Leaves Nothing Behind - Barlow Trail Park LbNA # 58375
|Placed Date||Jun 19 2011|
|Location||Brightwood, Barlow Trail Park, OR|
|Found By||The Chipmunk Girls|
|Last Update||Mar 10 2012|
Leaves Nothing Behind Letterbox – Barlow Trail Park
Head East on Highway 26 towards Brightwood, OR. Take a left at E. Sleepy Hollow Road (near mp 35). Turn left onto E. Barlow Trail Road and cross the Sandy River. You’ll see a restroom on the left. Turn left into the parking lot at Barlow Trail Park.

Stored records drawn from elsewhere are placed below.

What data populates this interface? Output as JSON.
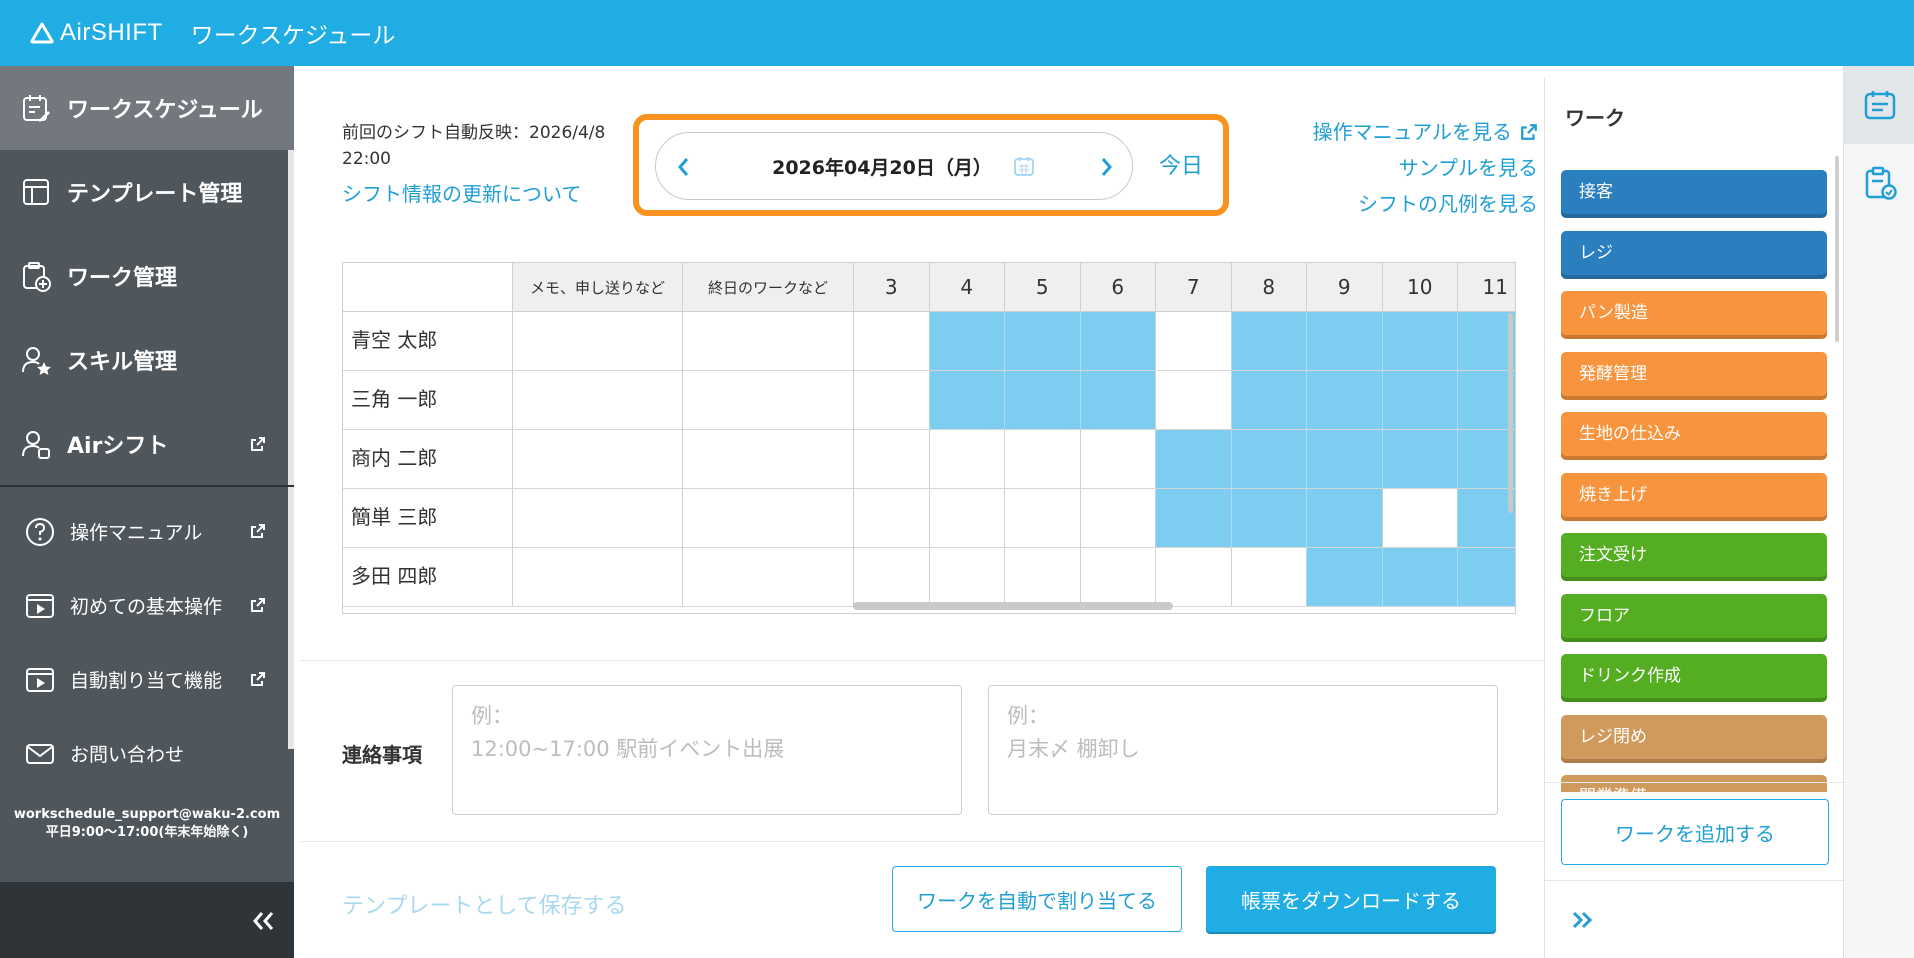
{
  "app": {
    "brand": "AirSHIFT",
    "title": "ワークスケジュール"
  },
  "sidebar": {
    "nav": [
      {
        "label": "ワークスケジュール",
        "icon": "schedule-edit-icon",
        "active": true
      },
      {
        "label": "テンプレート管理",
        "icon": "template-icon"
      },
      {
        "label": "ワーク管理",
        "icon": "work-add-icon"
      },
      {
        "label": "スキル管理",
        "icon": "skill-user-icon"
      },
      {
        "label": "Airシフト",
        "icon": "airshift-user-icon",
        "external": true
      }
    ],
    "sub": [
      {
        "label": "操作マニュアル",
        "icon": "help-circle-icon",
        "external": true
      },
      {
        "label": "初めての基本操作",
        "icon": "video-play-icon",
        "external": true
      },
      {
        "label": "自動割り当て機能",
        "icon": "video-play-icon",
        "external": true
      },
      {
        "label": "お問い合わせ",
        "icon": "mail-icon"
      }
    ],
    "support_email": "workschedule_support@waku-2.com",
    "support_hours": "平日9:00〜17:00(年末年始除く)"
  },
  "main": {
    "sync_label": "前回のシフト自動反映：2026/4/8",
    "sync_time": "22:00",
    "sync_link": "シフト情報の更新について",
    "date": "2026年04月20日（月）",
    "today": "今日",
    "links": [
      "操作マニュアルを見る",
      "サンプルを見る",
      "シフトの凡例を見る"
    ]
  },
  "grid": {
    "headers": {
      "memo": "メモ、申し送りなど",
      "allday": "終日のワークなど"
    },
    "hours": [
      "3",
      "4",
      "5",
      "6",
      "7",
      "8",
      "9",
      "10",
      "11"
    ],
    "rows": [
      {
        "name": "青空 太郎",
        "filled": [
          false,
          true,
          true,
          true,
          false,
          true,
          true,
          true,
          true
        ]
      },
      {
        "name": "三角 一郎",
        "filled": [
          false,
          true,
          true,
          true,
          false,
          true,
          true,
          true,
          true
        ]
      },
      {
        "name": "商内 二郎",
        "filled": [
          false,
          false,
          false,
          false,
          true,
          true,
          true,
          true,
          true
        ]
      },
      {
        "name": "簡単 三郎",
        "filled": [
          false,
          false,
          false,
          false,
          true,
          true,
          true,
          false,
          true
        ]
      },
      {
        "name": "多田 四郎",
        "filled": [
          false,
          false,
          false,
          false,
          false,
          false,
          true,
          true,
          true
        ]
      }
    ],
    "fill_color": "#7dcdf0"
  },
  "notes": {
    "label": "連絡事項",
    "placeholder1": "例：\n12:00~17:00 駅前イベント出展",
    "placeholder2": "例：\n月末〆 棚卸し"
  },
  "footer": {
    "save_template": "テンプレートとして保存する",
    "auto_assign": "ワークを自動で割り当てる",
    "download": "帳票をダウンロードする"
  },
  "work_panel": {
    "title": "ワーク",
    "items": [
      {
        "label": "接客",
        "color": "#2c7fbf"
      },
      {
        "label": "レジ",
        "color": "#2c7fbf"
      },
      {
        "label": "パン製造",
        "color": "#f7943d"
      },
      {
        "label": "発酵管理",
        "color": "#f7943d"
      },
      {
        "label": "生地の仕込み",
        "color": "#f7943d"
      },
      {
        "label": "焼き上げ",
        "color": "#f7943d"
      },
      {
        "label": "注文受け",
        "color": "#55ad22"
      },
      {
        "label": "フロア",
        "color": "#55ad22"
      },
      {
        "label": "ドリンク作成",
        "color": "#55ad22"
      },
      {
        "label": "レジ閉め",
        "color": "#d09a5c"
      },
      {
        "label": "開業準備",
        "color": "#d09a5c"
      }
    ],
    "add_button": "ワークを追加する"
  },
  "colors": {
    "brand": "#1fade3",
    "accent_orange": "#f7931e",
    "sidebar": "#4f565c"
  }
}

As you approach the forest, take the trail on the left. Stay on the Upper Trail by going right at both Ys in the path. Keep following the trail, careful not to disturb the habitat restoration by the bridge. Take a U turn round the bend. Stay left on the maintained trail. Continue on Falls Trail. Stop to admire the waterfall. From the boulder, take 5 paces toward the Falls. Look to your left to a large tree next to a snag. Look low, the letterbox is hidden by some sticks. Make sure to cover it again when you leave and remember to Leave Nothing Behind.
In 1956 Clackamas County conserved about 100 acres for the Barlow Trail Park, which is located directly adjacent to the Sandy River at around 1200 ft in elevation. The newly created walking trails lead visitors through majestic forest habitat, representative of the western Cascades. This forest habitat is approximately 100-150 years old with Douglas fir as the dominant overstory tree species and Western Hemlock as the late seral species. Sword ferns and Oregon grape speckle the understory floor and salmon berry line the banks of Little Joe Creek. The Sandy River runs adjacent to the park for over a half of a linear mile. Therefore, the soil substrate in the lower elevations of the park is composed of Sandy River floodplain materials which have come down in storm events from higher elevations on Mt Hood. Average annual rainfall is usually around 90 inches, almost twice as much as nearby Portland, Oregon.
Barlow Trail Park is also located along the historic Barlow Trail Road, which was built in 1846 by Sam Barlow and Philip Foster. The construction of this road was such an important accomplishment because it completed the last overland segment of the Oregon Trail. The construction of this segment allowed covered wagons to cross the Cascade Range and reach the Willamette Valley, which had previously been nearly impossible due to river crossings (e.g. Sandy River), extremely steep terrain and high elevation conditions. This was by far the most exploratory and daring 100 miles of the nearly 2,000-mile Oregon Trail.